by Sarah Haywood
SUSAN GREEN IS A PRICKLY, independent woman who has everything just the way she wants it. At forty-five, she thinks her life is perfect: a London flat for one, a job that fulfills her passion for logic, and a personal arrangement that provides cultural and other – more intimate – benefits.
There’s no room for messy, emotional relationships. Yet following the loss of her mother and, implausibly, the prospect of becoming a mother herself, Susan’s life is about to become somewhat messier.
This sparkling debut novel packs a real emotional punch, with a heroine who is both exasperating and delightful.
AFTER SEVEN YEARS in a high security prison David Collins’s conviction for the murder of his wife is overturned due to a technicality, or as his lawyer puts it an “appalling miscarriage of justice”.
Able to start his life again and begin to rebuild relationships with his family and friends, David vows to regain custody of his children and bring the guilty to justice.
As a new investigation is launched, dark secrets of abuse, affairs and money troubles rise to the surface. From jealous sisters to disgruntled lovers, these secrets rip fragile relationships apart at the seams. But one question remains: is David Collins truly innocent?

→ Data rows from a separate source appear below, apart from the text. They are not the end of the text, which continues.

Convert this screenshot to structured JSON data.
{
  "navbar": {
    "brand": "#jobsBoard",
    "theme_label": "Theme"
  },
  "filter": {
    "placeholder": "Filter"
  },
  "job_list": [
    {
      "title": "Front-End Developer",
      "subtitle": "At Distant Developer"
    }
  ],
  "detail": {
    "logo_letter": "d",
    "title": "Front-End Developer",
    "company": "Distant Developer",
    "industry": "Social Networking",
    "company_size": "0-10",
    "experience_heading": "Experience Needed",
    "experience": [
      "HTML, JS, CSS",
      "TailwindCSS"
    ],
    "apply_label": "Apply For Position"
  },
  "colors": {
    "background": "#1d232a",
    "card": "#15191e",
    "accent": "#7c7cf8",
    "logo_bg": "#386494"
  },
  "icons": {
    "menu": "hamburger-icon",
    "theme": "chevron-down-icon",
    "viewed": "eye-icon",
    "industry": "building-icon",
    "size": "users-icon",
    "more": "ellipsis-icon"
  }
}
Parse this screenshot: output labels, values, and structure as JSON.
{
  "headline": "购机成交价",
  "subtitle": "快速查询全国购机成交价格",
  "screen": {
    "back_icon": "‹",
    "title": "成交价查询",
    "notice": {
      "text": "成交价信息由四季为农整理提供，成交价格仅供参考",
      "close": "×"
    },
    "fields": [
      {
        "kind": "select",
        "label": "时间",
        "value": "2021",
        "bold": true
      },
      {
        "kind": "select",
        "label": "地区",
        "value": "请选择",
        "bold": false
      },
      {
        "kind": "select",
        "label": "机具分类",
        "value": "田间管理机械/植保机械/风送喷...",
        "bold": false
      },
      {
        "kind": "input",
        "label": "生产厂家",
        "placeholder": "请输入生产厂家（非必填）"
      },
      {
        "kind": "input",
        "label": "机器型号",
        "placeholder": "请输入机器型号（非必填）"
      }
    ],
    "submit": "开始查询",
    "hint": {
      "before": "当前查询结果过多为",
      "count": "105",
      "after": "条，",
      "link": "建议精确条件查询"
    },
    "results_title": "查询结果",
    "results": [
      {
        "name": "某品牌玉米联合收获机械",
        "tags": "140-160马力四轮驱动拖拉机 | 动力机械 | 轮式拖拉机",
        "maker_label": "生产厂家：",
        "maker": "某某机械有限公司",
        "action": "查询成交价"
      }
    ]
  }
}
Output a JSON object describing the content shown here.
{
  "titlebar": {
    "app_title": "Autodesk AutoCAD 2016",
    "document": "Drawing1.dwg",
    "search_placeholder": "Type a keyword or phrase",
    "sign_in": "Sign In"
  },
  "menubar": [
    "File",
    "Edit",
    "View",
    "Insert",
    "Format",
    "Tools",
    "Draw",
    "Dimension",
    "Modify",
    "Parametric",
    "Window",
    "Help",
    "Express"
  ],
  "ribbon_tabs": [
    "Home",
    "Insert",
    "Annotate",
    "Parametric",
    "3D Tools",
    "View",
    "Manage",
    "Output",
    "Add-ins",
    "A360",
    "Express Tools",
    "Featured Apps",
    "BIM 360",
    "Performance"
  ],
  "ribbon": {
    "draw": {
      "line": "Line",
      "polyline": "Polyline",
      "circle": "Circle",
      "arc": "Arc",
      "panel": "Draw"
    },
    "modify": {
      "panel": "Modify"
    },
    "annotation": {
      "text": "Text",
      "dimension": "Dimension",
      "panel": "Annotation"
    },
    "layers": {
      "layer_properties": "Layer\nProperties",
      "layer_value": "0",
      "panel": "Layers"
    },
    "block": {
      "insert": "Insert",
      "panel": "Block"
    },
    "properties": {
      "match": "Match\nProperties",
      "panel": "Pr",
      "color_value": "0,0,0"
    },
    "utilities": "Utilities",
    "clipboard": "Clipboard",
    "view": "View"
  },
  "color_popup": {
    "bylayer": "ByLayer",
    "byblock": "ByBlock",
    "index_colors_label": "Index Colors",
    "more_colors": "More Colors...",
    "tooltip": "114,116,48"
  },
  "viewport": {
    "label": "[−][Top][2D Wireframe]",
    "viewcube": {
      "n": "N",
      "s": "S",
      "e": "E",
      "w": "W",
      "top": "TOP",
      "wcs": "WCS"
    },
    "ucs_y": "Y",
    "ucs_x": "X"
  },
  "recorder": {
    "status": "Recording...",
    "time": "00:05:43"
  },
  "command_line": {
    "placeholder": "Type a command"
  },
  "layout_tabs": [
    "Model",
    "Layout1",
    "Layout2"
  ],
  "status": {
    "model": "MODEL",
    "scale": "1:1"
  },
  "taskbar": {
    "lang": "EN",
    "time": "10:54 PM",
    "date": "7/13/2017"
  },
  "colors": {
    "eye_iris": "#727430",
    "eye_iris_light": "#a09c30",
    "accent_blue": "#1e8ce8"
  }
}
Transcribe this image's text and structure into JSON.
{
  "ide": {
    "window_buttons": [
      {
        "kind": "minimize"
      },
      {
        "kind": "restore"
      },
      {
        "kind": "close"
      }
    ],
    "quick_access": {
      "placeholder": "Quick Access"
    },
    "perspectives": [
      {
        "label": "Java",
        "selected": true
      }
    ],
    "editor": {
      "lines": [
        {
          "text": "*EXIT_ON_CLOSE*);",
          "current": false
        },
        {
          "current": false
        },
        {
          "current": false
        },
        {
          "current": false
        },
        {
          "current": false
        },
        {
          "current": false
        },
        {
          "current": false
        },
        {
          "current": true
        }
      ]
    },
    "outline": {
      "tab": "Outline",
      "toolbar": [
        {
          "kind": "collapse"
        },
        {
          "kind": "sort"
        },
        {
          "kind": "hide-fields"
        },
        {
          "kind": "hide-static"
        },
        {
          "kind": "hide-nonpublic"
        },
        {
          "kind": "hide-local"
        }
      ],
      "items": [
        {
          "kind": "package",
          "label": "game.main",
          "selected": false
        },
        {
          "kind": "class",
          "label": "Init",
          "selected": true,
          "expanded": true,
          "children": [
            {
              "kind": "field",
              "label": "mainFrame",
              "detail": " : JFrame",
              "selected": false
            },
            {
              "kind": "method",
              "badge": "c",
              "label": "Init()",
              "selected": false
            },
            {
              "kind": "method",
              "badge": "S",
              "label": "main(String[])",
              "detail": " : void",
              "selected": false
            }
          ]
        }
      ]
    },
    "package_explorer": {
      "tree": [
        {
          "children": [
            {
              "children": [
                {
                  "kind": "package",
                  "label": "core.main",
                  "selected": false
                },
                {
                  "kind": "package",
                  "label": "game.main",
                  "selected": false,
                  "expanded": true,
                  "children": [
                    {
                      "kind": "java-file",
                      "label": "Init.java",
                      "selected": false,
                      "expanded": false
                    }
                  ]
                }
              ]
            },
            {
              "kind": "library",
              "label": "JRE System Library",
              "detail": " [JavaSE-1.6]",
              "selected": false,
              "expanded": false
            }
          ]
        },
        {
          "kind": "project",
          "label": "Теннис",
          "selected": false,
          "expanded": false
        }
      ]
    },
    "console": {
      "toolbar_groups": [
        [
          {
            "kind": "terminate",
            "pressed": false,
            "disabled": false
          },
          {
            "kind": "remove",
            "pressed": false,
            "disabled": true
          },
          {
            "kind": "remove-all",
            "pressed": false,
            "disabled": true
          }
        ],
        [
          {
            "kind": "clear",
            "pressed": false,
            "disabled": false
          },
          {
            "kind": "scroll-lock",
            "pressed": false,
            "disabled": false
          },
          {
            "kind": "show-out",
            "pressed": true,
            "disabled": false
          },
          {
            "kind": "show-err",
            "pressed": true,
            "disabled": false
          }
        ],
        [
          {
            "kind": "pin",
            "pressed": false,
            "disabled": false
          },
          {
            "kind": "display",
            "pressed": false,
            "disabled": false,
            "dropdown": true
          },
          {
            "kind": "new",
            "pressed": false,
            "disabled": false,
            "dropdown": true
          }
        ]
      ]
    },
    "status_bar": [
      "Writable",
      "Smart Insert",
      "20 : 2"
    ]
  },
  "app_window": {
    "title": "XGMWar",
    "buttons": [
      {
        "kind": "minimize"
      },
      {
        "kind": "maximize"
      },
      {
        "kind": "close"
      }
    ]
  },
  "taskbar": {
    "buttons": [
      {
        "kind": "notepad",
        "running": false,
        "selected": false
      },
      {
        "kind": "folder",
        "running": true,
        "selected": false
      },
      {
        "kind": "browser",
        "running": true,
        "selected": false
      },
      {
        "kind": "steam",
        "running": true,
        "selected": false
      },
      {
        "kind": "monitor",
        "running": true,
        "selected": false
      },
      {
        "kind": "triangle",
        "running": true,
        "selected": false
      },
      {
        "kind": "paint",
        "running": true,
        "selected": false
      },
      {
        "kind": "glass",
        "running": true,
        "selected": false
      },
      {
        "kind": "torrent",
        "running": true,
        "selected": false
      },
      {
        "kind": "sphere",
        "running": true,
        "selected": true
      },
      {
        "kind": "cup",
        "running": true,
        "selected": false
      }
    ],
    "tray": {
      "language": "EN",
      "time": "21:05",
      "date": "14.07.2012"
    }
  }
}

IN A WORLD WHERE everyone is striving for what is not worth having, orphan Becky Sharp sets out to claw her way to the top of English society. Written by Gwyneth Hughes, Vanity Fair is a new adaptation of William Makepeace Thackery’s 19th century literary classic.
Set against the backdrop of the Napoleonic Wars, Becky’s story of villainy, crime, merriment, lovemaking, jilting, laughing, cheating, fighting and dancing takes her all the way to the court of King George IV, via the Battle of Waterloo, breaking hearts and losing fortunes as she goes.
Find it in our Classics section.